A spotlight on Immigration Minister Sean Fraser’s discussion about the future of Express Entry.
Source: CIC News
When asked about when Canada would once again hold Canadian Experience Class (CEC) draws, Immigration Minister Sean Fraser replied draws would resume “in the near term” and said that he was looking into how to make the Express Entry system more flexible.
Fraser sat down with the president and CEO of the Business Council of Canada, Goldy Hyder, for a discussion on Canadian immigration. The event was streamed on the Canadian Club Toronto website on February 16.
While the immigration minister said there was no announcement on when CEC draws would resume, but he suggested that they would return “in the near future” and that Express Entry would start to look more normal in the coming years.
“We do need to resume, in the near future, draws for federal skilled workers,” Fraser said. “If you actually look at the immigration levels plan over the next couple of years the balance is shifting back and by year three… a record number of federal skilled workers, including through the Canadian Experience Class, will be welcomed to Canada.
By no means do I want to communicate that there will be any kind of abandonment of—what I would argue—is one of the most successful immigration programs anywhere in the world.”
Fraser also said he was looking to add more flexibility to the Express Entry system. He suggested that Express Entry could be used to respond to short-term needs including welcoming people into smaller communities, sectors in high demand, and “people who are coming from a particular region that has the kind of educational institutions that will train the workers we need in strategically important sectors.”
“Building this flexibility into the Express Entry system is something I’m personally digging into right now because I think it’s going to enable us to respond in a more nimble way when we do see the pace of transformation is only increasing over time,” Fraser said.
Fraser had previously hinted that occupation-specific Express Entry draws could be a possibility in the future in a meeting with Canadian immigration lawyers.
Expanding pathways to permanent residence for international students and temporary foreign workers through Express Entry is one of Fraser’s priorities listed in his minister’s mandate letter. He is also tasked with ensuring immigration better supports small- and medium-size communities by expanding the Rural and Northern Immigration Pilot and moving forward on the Municipal Nominee Program. Since taking office in the fall, Fraser has already made the Atlantic Immigration Pilot a permanent program, which was one of the other items on the list.
How Express Entry works
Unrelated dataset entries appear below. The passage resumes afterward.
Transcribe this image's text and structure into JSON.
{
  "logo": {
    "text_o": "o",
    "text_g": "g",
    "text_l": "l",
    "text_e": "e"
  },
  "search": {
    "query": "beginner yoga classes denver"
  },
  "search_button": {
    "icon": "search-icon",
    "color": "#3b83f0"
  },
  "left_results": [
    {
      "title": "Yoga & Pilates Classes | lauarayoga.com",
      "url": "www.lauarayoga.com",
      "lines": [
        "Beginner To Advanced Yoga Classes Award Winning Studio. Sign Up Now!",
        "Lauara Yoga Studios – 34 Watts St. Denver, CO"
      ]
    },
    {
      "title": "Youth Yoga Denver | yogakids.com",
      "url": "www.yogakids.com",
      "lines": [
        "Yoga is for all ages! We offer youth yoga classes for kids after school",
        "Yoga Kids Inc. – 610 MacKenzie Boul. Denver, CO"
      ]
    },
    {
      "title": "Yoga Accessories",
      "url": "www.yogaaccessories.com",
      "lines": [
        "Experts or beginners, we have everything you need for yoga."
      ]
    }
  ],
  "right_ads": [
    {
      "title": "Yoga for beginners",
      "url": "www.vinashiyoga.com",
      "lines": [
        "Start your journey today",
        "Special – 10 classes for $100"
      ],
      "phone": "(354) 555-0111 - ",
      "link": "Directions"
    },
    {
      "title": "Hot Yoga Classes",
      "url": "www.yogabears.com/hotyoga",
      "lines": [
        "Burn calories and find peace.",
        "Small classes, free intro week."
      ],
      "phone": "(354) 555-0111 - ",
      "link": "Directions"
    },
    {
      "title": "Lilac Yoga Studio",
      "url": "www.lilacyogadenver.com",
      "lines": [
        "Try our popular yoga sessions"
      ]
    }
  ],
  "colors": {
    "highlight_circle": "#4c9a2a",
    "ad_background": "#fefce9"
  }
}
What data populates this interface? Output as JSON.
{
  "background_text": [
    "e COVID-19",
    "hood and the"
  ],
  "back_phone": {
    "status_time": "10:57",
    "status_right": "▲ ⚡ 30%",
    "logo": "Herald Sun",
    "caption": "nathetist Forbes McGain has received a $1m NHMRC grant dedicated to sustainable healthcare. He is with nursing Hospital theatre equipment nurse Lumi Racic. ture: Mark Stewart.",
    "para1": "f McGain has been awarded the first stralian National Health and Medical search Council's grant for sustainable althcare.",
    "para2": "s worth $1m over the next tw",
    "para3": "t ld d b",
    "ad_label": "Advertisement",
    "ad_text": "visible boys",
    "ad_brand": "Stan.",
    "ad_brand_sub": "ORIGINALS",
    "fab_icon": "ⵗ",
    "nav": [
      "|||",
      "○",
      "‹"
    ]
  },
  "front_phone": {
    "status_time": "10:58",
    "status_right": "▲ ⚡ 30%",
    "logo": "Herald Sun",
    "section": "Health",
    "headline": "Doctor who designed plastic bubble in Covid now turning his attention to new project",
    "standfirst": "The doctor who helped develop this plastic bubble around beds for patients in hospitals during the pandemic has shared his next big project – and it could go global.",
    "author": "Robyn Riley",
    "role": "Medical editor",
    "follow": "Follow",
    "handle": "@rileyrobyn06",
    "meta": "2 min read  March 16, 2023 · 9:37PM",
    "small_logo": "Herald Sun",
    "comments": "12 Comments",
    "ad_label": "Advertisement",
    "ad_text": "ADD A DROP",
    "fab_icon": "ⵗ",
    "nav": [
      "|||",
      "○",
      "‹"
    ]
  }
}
Express Entry was created to manage immigration applications for workers who are eligible for at least one of three programs: Canadian Experience Class, the Federal Skilled Worker Program (FSWP), and the Federal Skilled Trades Program (FSTP). Candidates who are eligible for one of these programs may become eligible for a Provincial Nominee Program (PNP), if they are nominated by a participating Canadian province or territory.
Generally speaking, eligibility for Express Entry-managed programs depend on a candidates prior work experience in what are considered to be “skilled” occupations. If a candidate is qualified for an Express Entry-managed program, they can then get points for human capital factors like age, education, work experience, and official language ability among others. The highest-scoring candidates are invited to apply for Canadian immigration.
The state of Express Entry
Since September 2021, Canada has only been inviting PNP candidates to apply through the Express Entry system. Fraser has said on multiple occasions that the pause in CEC, FSWP, and FSTP draws is temporary, while Immigration, Refugees, and Citizenship Canada (IRCC) deals with the pandemic-related backlog of immigration applications.
As of February 1, about 64,890 FSWP and CEC candidates are waiting for decisions on their immigration applications. The 2022-2024 immigration levels plan is calling for fewer Express Entry immigrants this year than there are in the backlog. In 2022, Canada is expecting to admit 55,900 immigrants through Express Entry, not including PNP candidates. The following year, Canada is currently slated to welcome 75,750 Express Entry immigrants.
By 2024, Canada is expecting to welcome a record number of 111,500 immigrants through Express Entry.
Fraser will table the next immigration levels plan for 2023-2025 in the fall of this year. By then, the targets for 2023 onward could change.